  • Liquid nitrogen storage had been reviewed and improvements made.
  • Child immunisations had been reviewed, training provided to staff and a review of children who had not attended undertaken.
  • A change to medicine review processes had been implemented to improve uptake within required timescales.
  • The practice undertook its own survey to identify whether patient feedback was accurately portrayed in the national survey and this found positive feedback on the areas which had been of concern.

In addition to the areas where we told the provider they must make improvements, there were also actions where we suggested the provider should make improvements. In response they undertook the following actions.

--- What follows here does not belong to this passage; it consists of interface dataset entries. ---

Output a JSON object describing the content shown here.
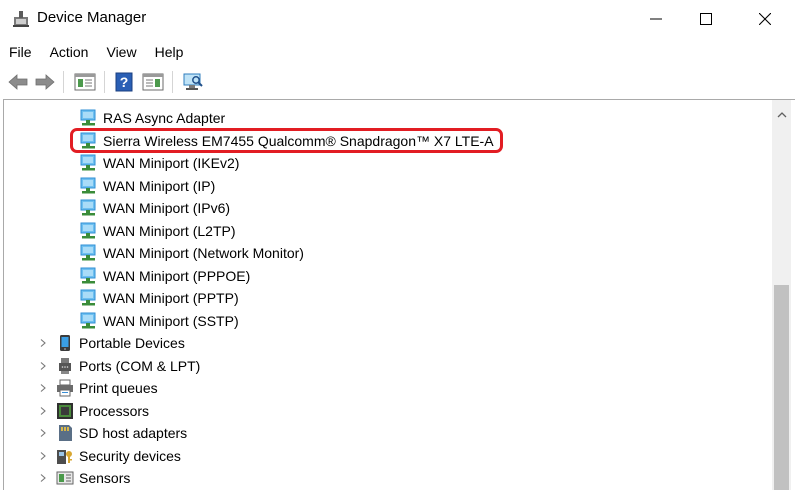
{
  "window": {
    "title": "Device Manager",
    "controls": [
      "minimize",
      "maximize",
      "close"
    ]
  },
  "menu": [
    "File",
    "Action",
    "View",
    "Help"
  ],
  "toolbar": {
    "buttons": [
      "back-arrow-icon",
      "forward-arrow-icon",
      "properties-icon",
      "help-icon",
      "update-driver-icon",
      "scan-hardware-icon"
    ]
  },
  "tree": {
    "network_adapters": [
      "RAS Async Adapter",
      "Sierra Wireless EM7455 Qualcomm® Snapdragon™ X7 LTE-A",
      "WAN Miniport (IKEv2)",
      "WAN Miniport (IP)",
      "WAN Miniport (IPv6)",
      "WAN Miniport (L2TP)",
      "WAN Miniport (Network Monitor)",
      "WAN Miniport (PPPOE)",
      "WAN Miniport (PPTP)",
      "WAN Miniport (SSTP)"
    ],
    "categories": [
      "Portable Devices",
      "Ports (COM & LPT)",
      "Print queues",
      "Processors",
      "SD host adapters",
      "Security devices",
      "Sensors"
    ]
  },
  "annotation": {
    "highlight_color": "#e21d23",
    "highlighted_item": "Sierra Wireless EM7455 Qualcomm® Snapdragon™ X7 LTE-A"
  },
  "colors": {
    "network_icon": "#2f8fd6",
    "scroll_thumb": "#c1c1c1"
  }
}
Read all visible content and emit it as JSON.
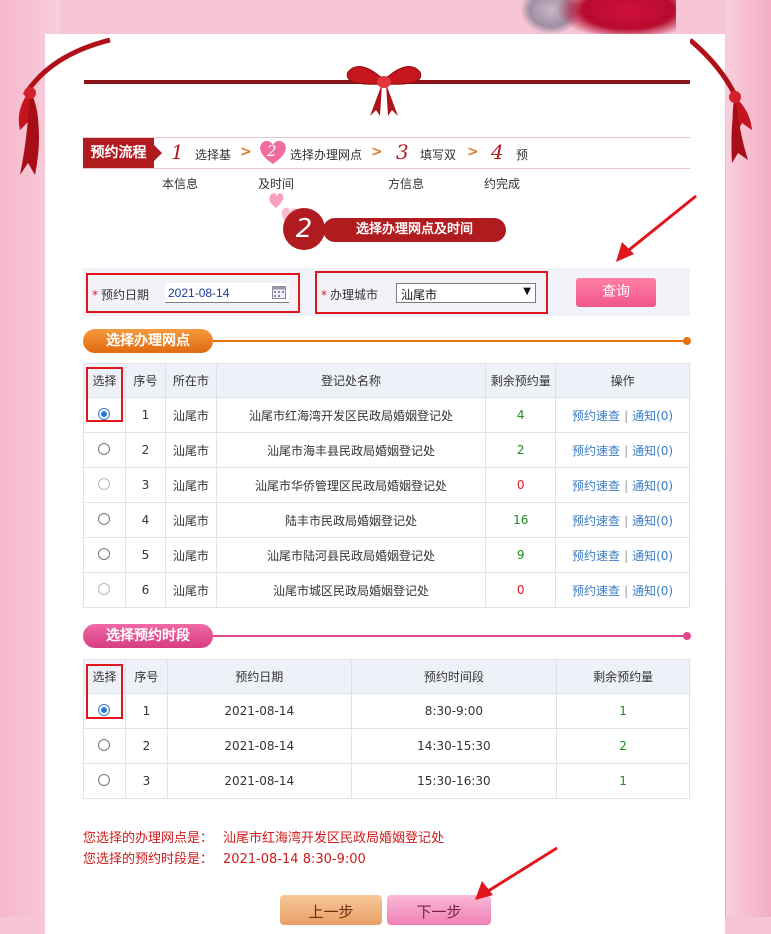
{
  "steps": {
    "label": "预约流程",
    "items": [
      {
        "num": "1",
        "line1": "选择基",
        "line2": "本信息"
      },
      {
        "num": "2",
        "line1": "选择办理网点",
        "line2": "及时间"
      },
      {
        "num": "3",
        "line1": "填写双",
        "line2": "方信息"
      },
      {
        "num": "4",
        "line1": "预",
        "line2": "约完成"
      }
    ]
  },
  "banner": {
    "num": "2",
    "title": "选择办理网点及时间"
  },
  "search": {
    "date_label": "预约日期",
    "date_value": "2021-08-14",
    "city_label": "办理城市",
    "city_value": "汕尾市",
    "query_label": "查询"
  },
  "offices": {
    "section_title": "选择办理网点",
    "headers": [
      "选择",
      "序号",
      "所在市",
      "登记处名称",
      "剩余预约量",
      "操作"
    ],
    "rows": [
      {
        "idx": "1",
        "city": "汕尾市",
        "name": "汕尾市红海湾开发区民政局婚姻登记处",
        "remaining": "4",
        "op1": "预约速查",
        "op2": "通知(0)"
      },
      {
        "idx": "2",
        "city": "汕尾市",
        "name": "汕尾市海丰县民政局婚姻登记处",
        "remaining": "2",
        "op1": "预约速查",
        "op2": "通知(0)"
      },
      {
        "idx": "3",
        "city": "汕尾市",
        "name": "汕尾市华侨管理区民政局婚姻登记处",
        "remaining": "0",
        "op1": "预约速查",
        "op2": "通知(0)"
      },
      {
        "idx": "4",
        "city": "汕尾市",
        "name": "陆丰市民政局婚姻登记处",
        "remaining": "16",
        "op1": "预约速查",
        "op2": "通知(0)"
      },
      {
        "idx": "5",
        "city": "汕尾市",
        "name": "汕尾市陆河县民政局婚姻登记处",
        "remaining": "9",
        "op1": "预约速查",
        "op2": "通知(0)"
      },
      {
        "idx": "6",
        "city": "汕尾市",
        "name": "汕尾市城区民政局婚姻登记处",
        "remaining": "0",
        "op1": "预约速查",
        "op2": "通知(0)"
      }
    ]
  },
  "slots": {
    "section_title": "选择预约时段",
    "headers": [
      "选择",
      "序号",
      "预约日期",
      "预约时间段",
      "剩余预约量"
    ],
    "rows": [
      {
        "idx": "1",
        "date": "2021-08-14",
        "time": "8:30-9:00",
        "remaining": "1"
      },
      {
        "idx": "2",
        "date": "2021-08-14",
        "time": "14:30-15:30",
        "remaining": "2"
      },
      {
        "idx": "3",
        "date": "2021-08-14",
        "time": "15:30-16:30",
        "remaining": "1"
      }
    ]
  },
  "summary": {
    "office_label": "您选择的办理网点是：",
    "office_value": "汕尾市红海湾开发区民政局婚姻登记处",
    "slot_label": "您选择的预约时段是：",
    "slot_value": "2021-08-14 8:30-9:00"
  },
  "nav": {
    "prev": "上一步",
    "next": "下一步"
  },
  "colors": {
    "primary_red": "#b01b1f",
    "orange": "#e8720c",
    "pink": "#e0488a",
    "link_blue": "#3b7dc6"
  }
}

  • A review of child immunisations had been undertaken and action to improve uptake.
  • The process for medicine reviews had been changed to increase uptake for timely reviews.
  • The practice undertook their own survey in October 2016 to focus on areas where the national survey had identified less positive feedback from patients when compared to local and national averages. The practice’s own survey of 453 patients showed patient feedback was significantly better in the practices own survey in these specific areas.

Professor Steve Field (CBE FRCP FFPH FRCGP) 

Chief Inspector of General Practice

Inspection carried out on 16 August 2016

During a routine inspection

Letter from the Chief Inspector of General Practice

We carried out an announced comprehensive inspection at Jericho Health Centre - Kearley on 16 August 2016. Overall the practice is rated as good. Improvements are required to ensure the service is providing safe services.

Our key findings across all the areas we inspected were as follows:

  • There was a system in place for reporting and recording significant events. Reviews of complaints, incidents and other learning events were thorough.
  • Risks to patients were mostly assessed and well managed. However, some risks were not fully managed specifically in relation to monitoring of fridge temperatures and storage of liquid nitrogen.
  • Staff assessed patients’ ongoing needs and delivered care in line with current evidence based guidance.
  • National data suggested patients received appropriate care for long term conditions.
  • The system for reviewing patients on repeat medicines identified patients who required a review, but the practice was in the process of ensuring higher achievement of up to date medicine reviews was achieved.
  • Staff were trained in order to provide them with the skills, knowledge and experience to deliver effective care and treatment.
  • Patients said they were treated with compassion, dignity and respect and they were involved in their care and decisions about their treatment.
  • Information about services and how to complain was available. Improvements were made to the quality of care as a result of complaints and concerns.
  • Patients said they found it easy to make an appointment with a named GP and there was continuity of care, with urgent and routine appointments available the same day.
  • The practice had good facilities and was well equipped to treat patients and meet their needs.
  • There was a clear leadership structure and staff felt supported by management. The practice proactively sought feedback from staff and patients, which it acted on.
  • The provider was aware of and complied with the requirements of the duty of candour.
  • There was a strong ethos of continuous learning.

Areas the provide must make improvements are:

  • Ensure risks related to cold chain storage of medicines, emergency medicines and liquid nitrogen are managed appropriately.

Areas the provide should make improvements are:

  • Continue to improve the monitoring of patients on repeat prescriptions and ensure that patient reviews of their long term conditions are maximised via minimising exceptions.
  • Review lower than average uptake of specific child vaccines.
  • Consider feedback regarding consultations with GPs where feedback from the national survey is consistently below local averages.

Professor Steve Field (CBE FRCP FFPH FRCGP) 

Chief Inspector of General Practice